Wheel bearings support the weight of the vehicle and allow the wheel/tire assembly to rotate when you’re traveling down the road. All four of your car’s wheels have wheel bearings.
Now you may be wondering—what if your wheel bearing fails? Is it safe to keep driving? What should you do?
Wheel Bearing Failure: What Can Happen When Driving with a Bad Wheel Bearing
Can your car still run with a faulty bearing? The technical answer might be yes, but doing so can be dangerous. In some instances, when left unattended to, a faulty wheel bearing can create hazardous conditions such as the following:
You may lose control of your vehicle.
Since a bad wheel bearing can cause the wheel/tire assembly to loosen, driving with a faulty bearing can be extremely dangerous—especially at high speeds. You could even end up losing control of your vehicle.
You will have problems with your vehicle brakes.
A bad wheel bearing can cause the brake rotor to wobble, which can reduce braking performance. And as any driver should know, anything that causes problems with your brake system is extremely risky.
In extreme cases, your wheels can come off.
As previously mentioned, a wheel bearing allows the wheel/tire assembly to rotate. The hub portion of the bearing assembly also serves as a mounting point for the wheel and tire.
Consequently, in extreme cases, a failed wheel bearing can cause the wheel and tire to fall off completely. This may also cause you to lose control of your vehicle.
How Long Can You Drive with a Bad Wheel Bearing?
Some may say that you can drive for up to a thousand miles with a failed wheel bearing—but the thing is, this is an arbitrary claim. There’s really no telling how long you can safely drive your vehicle in this state. It would depend on the severity of the damage to your wheel bearing, present road conditions, and other factors. So, it’s best not to push your luck.
If your wheel bearing goes out while you’re on the road, it’s not advisable to keep driving. However, if there’s absolutely no alternative, make sure to maintain a slow and steady pace—do not accelerate or turn suddenly.
In the event that this happens under weather conditions that make the road slippery, immediately maneuver your vehicle to the nearest safe spot off the road.
Wheel bearing failure is a potentially dangerous situation at any time, so have your vehicle towed to the nearest mechanic and have your faulty wheel bearings replaced right away. Vehicle safety should always come first.
Also, by replacing a bad bearing early on, you can also save yourself a lot of money by avoiding possible major repairs.
How to Tell If Your Wheel Bearing is Bad

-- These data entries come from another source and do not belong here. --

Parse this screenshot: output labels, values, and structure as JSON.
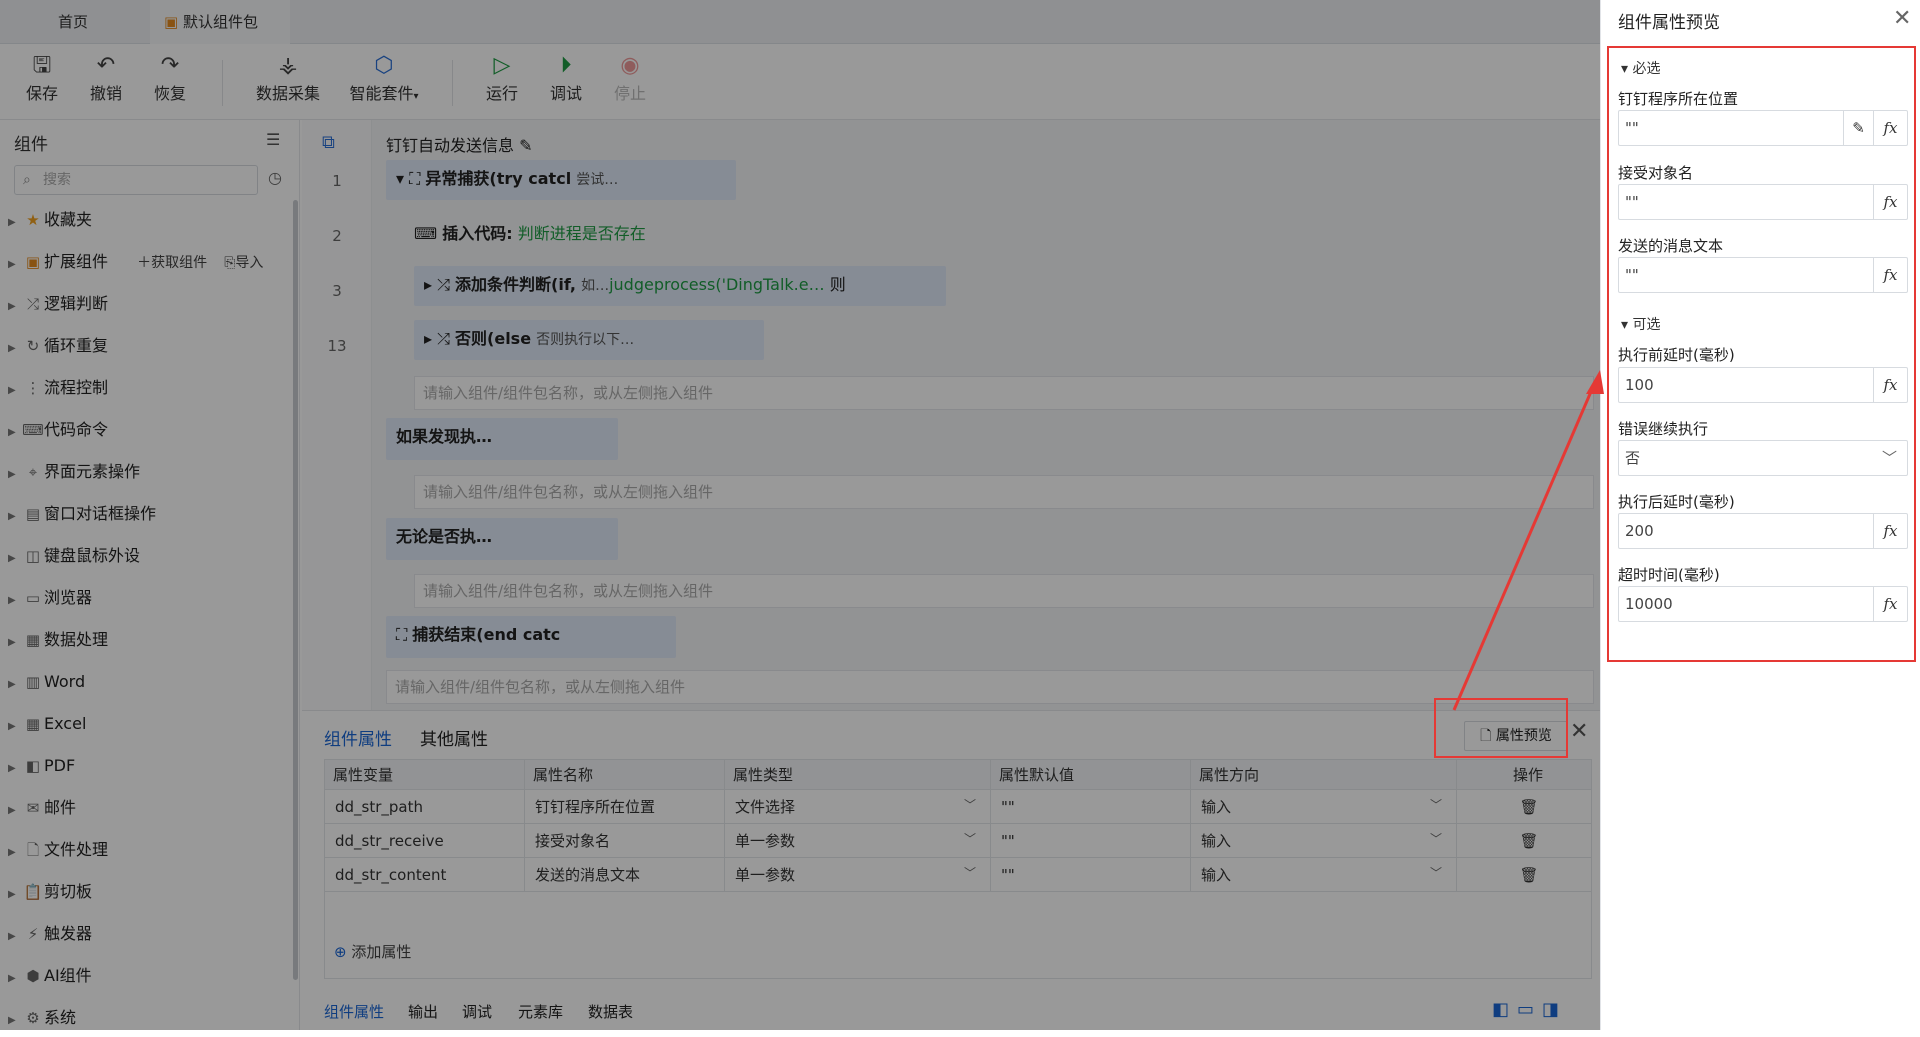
{
  "tabs": {
    "home": "首页",
    "package": "默认组件包"
  },
  "toolbar": {
    "save": "保存",
    "undo": "撤销",
    "redo": "恢复",
    "data_collect": "数据采集",
    "smart_kit": "智能套件",
    "run": "运行",
    "debug": "调试",
    "stop": "停止"
  },
  "left": {
    "title": "组件",
    "search_placeholder": "搜索",
    "get_component": "获取组件",
    "import": "导入",
    "items": [
      "收藏夹",
      "扩展组件",
      "逻辑判断",
      "循环重复",
      "流程控制",
      "代码命令",
      "界面元素操作",
      "窗口对话框操作",
      "键盘鼠标外设",
      "浏览器",
      "数据处理",
      "Word",
      "Excel",
      "PDF",
      "邮件",
      "文件处理",
      "剪切板",
      "触发器",
      "AI组件",
      "系统"
    ]
  },
  "editor": {
    "title": "钉钉自动发送信息",
    "line_numbers": [
      "1",
      "2",
      "3",
      "13"
    ],
    "try_label": "异常捕获(try catcl",
    "try_desc": "尝试…",
    "insert_code": "插入代码:",
    "insert_code_desc": "判断进程是否存在",
    "if_label": "添加条件判断(if,",
    "if_desc": "如…",
    "if_expr": "judgeprocess('DingTalk.e…",
    "if_then": "则",
    "else_label": "否则(else",
    "else_desc": "否则执行以下…",
    "hint": "请输入组件/组件包名称，或从左侧拖入组件",
    "catch_label": "如果发现执…",
    "finally_label": "无论是否执…",
    "end_label": "捕获结束(end catc"
  },
  "props": {
    "tab_component": "组件属性",
    "tab_other": "其他属性",
    "preview_button": "属性预览",
    "headers": [
      "属性变量",
      "属性名称",
      "属性类型",
      "属性默认值",
      "属性方向",
      "操作"
    ],
    "rows": [
      {
        "var": "dd_str_path",
        "name": "钉钉程序所在位置",
        "type": "文件选择",
        "default": "\"\"",
        "dir": "输入"
      },
      {
        "var": "dd_str_receive",
        "name": "接受对象名",
        "type": "单一参数",
        "default": "\"\"",
        "dir": "输入"
      },
      {
        "var": "dd_str_content",
        "name": "发送的消息文本",
        "type": "单一参数",
        "default": "\"\"",
        "dir": "输入"
      }
    ],
    "add_attr": "添加属性",
    "bottom_tabs": [
      "组件属性",
      "输出",
      "调试",
      "元素库",
      "数据表"
    ]
  },
  "preview": {
    "title": "组件属性预览",
    "required": "必选",
    "optional": "可选",
    "fields": {
      "dd_path_label": "钉钉程序所在位置",
      "dd_path_value": "\"\"",
      "receive_label": "接受对象名",
      "receive_value": "\"\"",
      "content_label": "发送的消息文本",
      "content_value": "\"\"",
      "pre_delay_label": "执行前延时(毫秒)",
      "pre_delay_value": "100",
      "error_continue_label": "错误继续执行",
      "error_continue_value": "否",
      "post_delay_label": "执行后延时(毫秒)",
      "post_delay_value": "200",
      "timeout_label": "超时时间(毫秒)",
      "timeout_value": "10000"
    },
    "fx": "fx"
  },
  "colors": {
    "accent": "#1a66d6",
    "highlight": "#e53935",
    "code_green": "#1e9c44"
  }
}
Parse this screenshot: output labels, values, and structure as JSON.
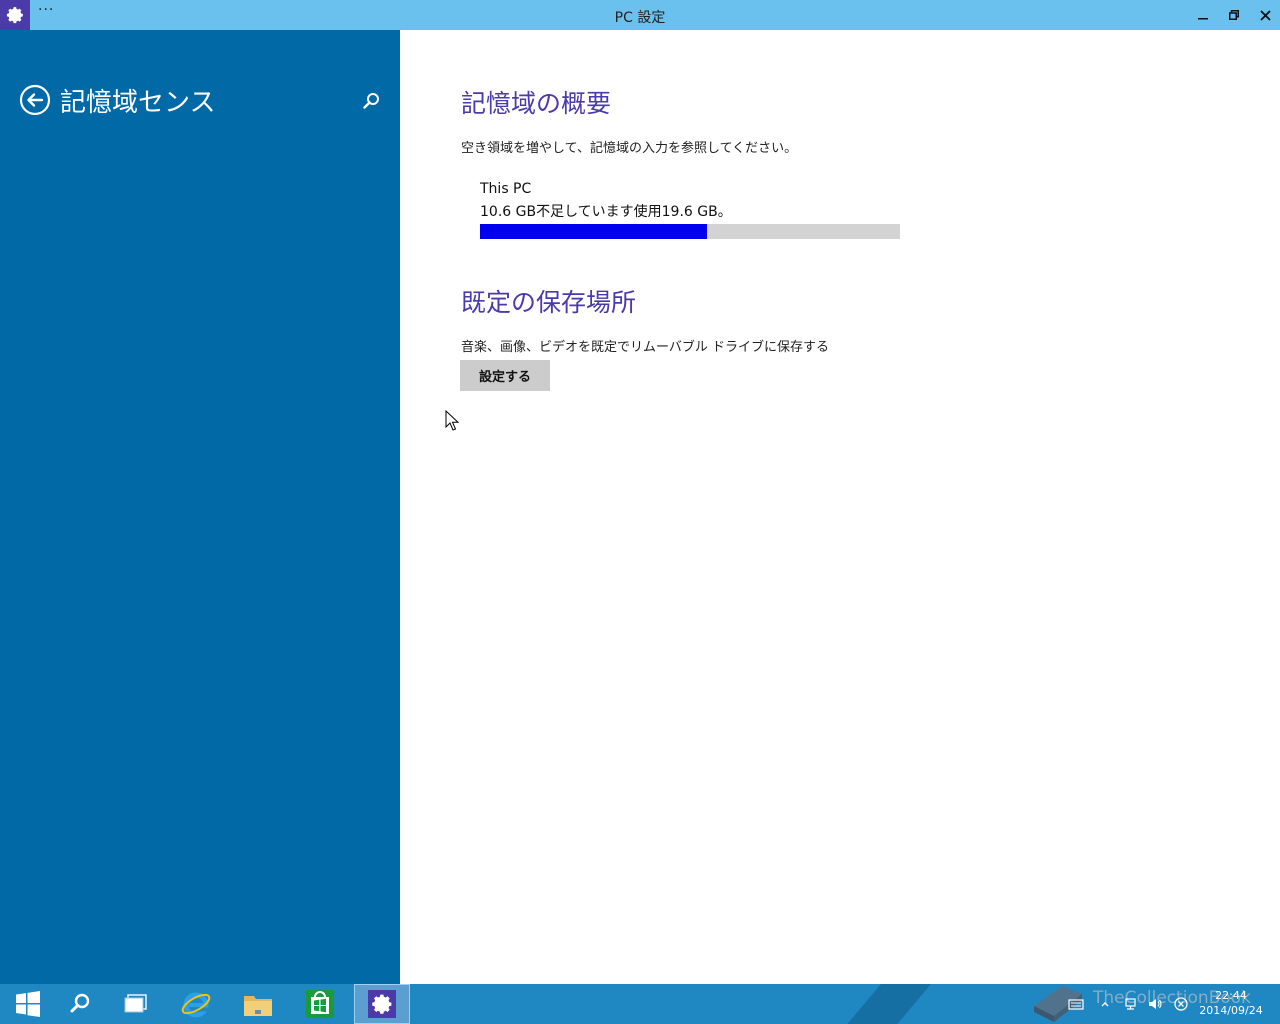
{
  "window": {
    "title": "PC 設定",
    "menu_label": "···"
  },
  "sidebar": {
    "title": "記憶域センス"
  },
  "overview": {
    "heading": "記憶域の概要",
    "description": "空き領域を増やして、記憶域の入力を参照してください。",
    "drive_name": "This PC",
    "usage_text": "10.6 GB不足しています使用19.6 GB。",
    "usage_fraction": 0.54
  },
  "default_save": {
    "heading": "既定の保存場所",
    "description": "音楽、画像、ビデオを既定でリムーバブル ドライブに保存する",
    "button_label": "設定する"
  },
  "taskbar": {
    "clock_time": "22:44",
    "clock_date": "2014/09/24",
    "watermark": "TheCollectionBook"
  },
  "colors": {
    "titlebar": "#6ac1ee",
    "sidebar": "#0069a6",
    "heading": "#4a3aaa",
    "usage_fill": "#0000ee",
    "taskbar": "#1f87c2"
  }
}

By now, you may have an idea of how important wheel bearings are. Thankfully, there are signs that can indicate that your wheel bearings are going bad.

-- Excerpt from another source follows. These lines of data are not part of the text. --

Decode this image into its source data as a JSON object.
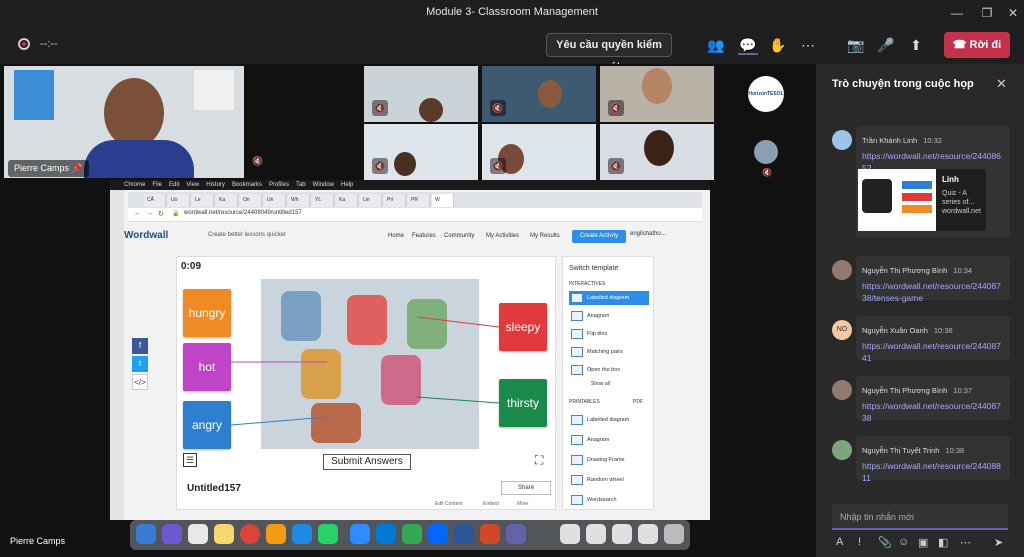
{
  "window": {
    "title": "Module 3- Classroom Management"
  },
  "toolbar": {
    "timer": "--:--",
    "request_control_label": "Yêu cầu quyền kiểm soát",
    "leave_label": "Rời đi",
    "leave_color": "#c4314b"
  },
  "participants": {
    "presenter_name": "Pierre Camps",
    "bottom_name": "Pierre Camps",
    "logo_label": "HorizonTESOL"
  },
  "screen_share": {
    "url": "wordwall.net/resource/24408049/untitled157",
    "logo": "Wordwall",
    "tagline": "Create better lessons quicker",
    "nav": [
      "Home",
      "Features",
      "Community",
      "My Activities",
      "My Results"
    ],
    "create_label": "Create Activity",
    "account": "englishatho...",
    "game": {
      "timer": "0:09",
      "words_left": [
        {
          "label": "hungry",
          "color": "#f08a24"
        },
        {
          "label": "hot",
          "color": "#c044c8"
        },
        {
          "label": "angry",
          "color": "#2e7fd0"
        }
      ],
      "words_right": [
        {
          "label": "sleepy",
          "color": "#e23a3a"
        },
        {
          "label": "thirsty",
          "color": "#1c8a4a"
        }
      ],
      "submit_label": "Submit Answers",
      "activity_name": "Untitled157",
      "share_label": "Share",
      "footer": [
        "Edit Content",
        "Embed",
        "More"
      ]
    },
    "templates": {
      "title": "Switch template",
      "interactives_label": "INTERACTIVES",
      "interactives": [
        "Labelled diagram",
        "Anagram",
        "Flip tiles",
        "Matching pairs",
        "Open the box"
      ],
      "show_all": "Show all",
      "printables_label": "PRINTABLES",
      "pdf": "PDF",
      "printables": [
        "Labelled diagram",
        "Anagram",
        "Drawing Frame",
        "Random wheel",
        "Wordsearch"
      ]
    }
  },
  "chat": {
    "header": "Trò chuyện trong cuộc họp",
    "messages": [
      {
        "name": "Trần Khánh Linh",
        "time": "10:32",
        "link": "https://wordwall.net/resource/24408652",
        "avatar": ""
      },
      {
        "name": "Nguyễn Thị Phương Bình",
        "time": "10:34",
        "link": "https://wordwall.net/resource/24408738/tenses-game",
        "avatar": ""
      },
      {
        "name": "Nguyễn Xuân Oanh",
        "time": "10:36",
        "link": "https://wordwall.net/resource/24408741",
        "avatar": "NO"
      },
      {
        "name": "Nguyễn Thị Phương Bình",
        "time": "10:37",
        "link": "https://wordwall.net/resource/24408738",
        "avatar": ""
      },
      {
        "name": "Nguyễn Thị Tuyết Trinh",
        "time": "10:38",
        "link": "https://wordwall.net/resource/24408811",
        "avatar": ""
      }
    ],
    "card": {
      "title": "Linh",
      "subtitle": "Quiz - A series of... wordwall.net"
    },
    "input_placeholder": "Nhập tin nhắn mới"
  }
}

Here are some of the most common symptoms of wheel bearing failure:
Unusual Growling, Humming, or Rumbling Sounds
When you’re driving with the music cranked up, you may not notice the different sounds that your vehicle makes. But the moment you turn the radio off and notice a growling, humming, or rumbling noise coming from your wheel bearing, you’ll know there’s a problem.
Wheel bearing noise coincides with the rotation of the tires. The sound typically increases with vehicle speed as well. In some instances, the noise may also change when you turn the steering wheel in one direction or the other.

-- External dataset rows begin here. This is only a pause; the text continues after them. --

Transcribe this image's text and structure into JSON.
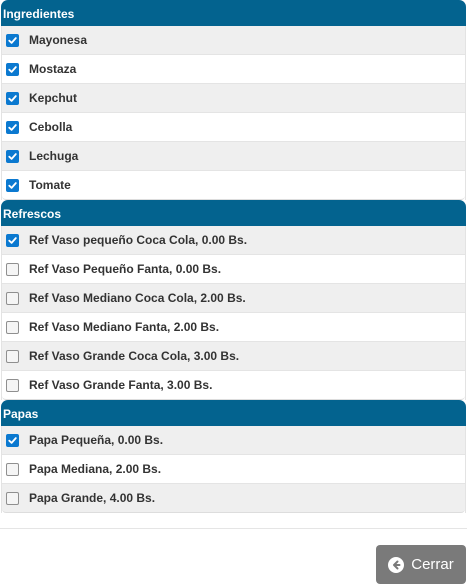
{
  "sections": [
    {
      "title": "Ingredientes",
      "items": [
        {
          "label": "Mayonesa",
          "checked": true
        },
        {
          "label": "Mostaza",
          "checked": true
        },
        {
          "label": "Kepchut",
          "checked": true
        },
        {
          "label": "Cebolla",
          "checked": true
        },
        {
          "label": "Lechuga",
          "checked": true
        },
        {
          "label": "Tomate",
          "checked": true
        }
      ]
    },
    {
      "title": "Refrescos",
      "items": [
        {
          "label": "Ref Vaso pequeño Coca Cola, 0.00 Bs.",
          "checked": true
        },
        {
          "label": "Ref Vaso Pequeño Fanta, 0.00 Bs.",
          "checked": false
        },
        {
          "label": "Ref Vaso Mediano Coca Cola, 2.00 Bs.",
          "checked": false
        },
        {
          "label": "Ref Vaso Mediano Fanta, 2.00 Bs.",
          "checked": false
        },
        {
          "label": "Ref Vaso Grande Coca Cola, 3.00 Bs.",
          "checked": false
        },
        {
          "label": "Ref Vaso Grande Fanta, 3.00 Bs.",
          "checked": false
        }
      ]
    },
    {
      "title": "Papas",
      "items": [
        {
          "label": "Papa Pequeña, 0.00 Bs.",
          "checked": true
        },
        {
          "label": "Papa Mediana, 2.00 Bs.",
          "checked": false
        },
        {
          "label": "Papa Grande, 4.00 Bs.",
          "checked": false
        }
      ]
    }
  ],
  "footer": {
    "close_label": "Cerrar",
    "close_icon": "arrow-left-circle-icon"
  },
  "colors": {
    "header_bg": "#03638f",
    "checkbox_checked": "#0b79d0",
    "button_bg": "#7a7a7a"
  }
}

It’s this abnormal sound that’s the most obvious sign something is wrong with your wheel bearings. Of course, because other issues, such as cupped tires, can mimic a bad wheel bearing, you’ll want to diagnose the sound properly.
It’s worth noting that tire noise will usually change depending on the road surface. Wheel bearing noise, on the other hand, is consistent regardless of road surface and acceleration.
A worn-out wheel bearing may also make a high-pitched squealing sound while you’re driving. If you are able to observe these symptoms, have your vehicle checked right away. Even if your wheel bearings are not the culprit—there’s definitely something wrong with your vehicle.
Uneven Tire Wear
Loose wheel bearings can throw your car’s alignment off, leading to abnormal tire wear. There are, of course, many other problems that can create the same, undesirable results. So, you’ll want to diagnose the issue thoroughly before condemning one or more of the wheel bearings
Steering Wheel Vibrations
A faulty wheel hub and bearing assembly can also cause a vibration felt in the steering wheel. Often, the sensation will change with vehicle speed or while the vehicle is cornering.
Once again, there are other issues besides a bad wheel bearing that can cause steering wheel vibrations. A thorough diagnosis is needed to verify the cause of the concern.
Abnormal Side Pull
A faulty wheel bearing can cause your vehicle to pull to one side during braking. This symptom can also be related to faulty brake components.
Do your homework (or have a mechanic do it for you) to know for sure.
ABS Warning Light
Is your ABS light on, and you do not know what is causing it? A faulty wheel bearing can be a possibility. On some vehicles, the ABS sensor or encoder ring is integrated into the wheel hub and bearing assembly. As such, a failure of the wheel bearing can trigger the ABS light.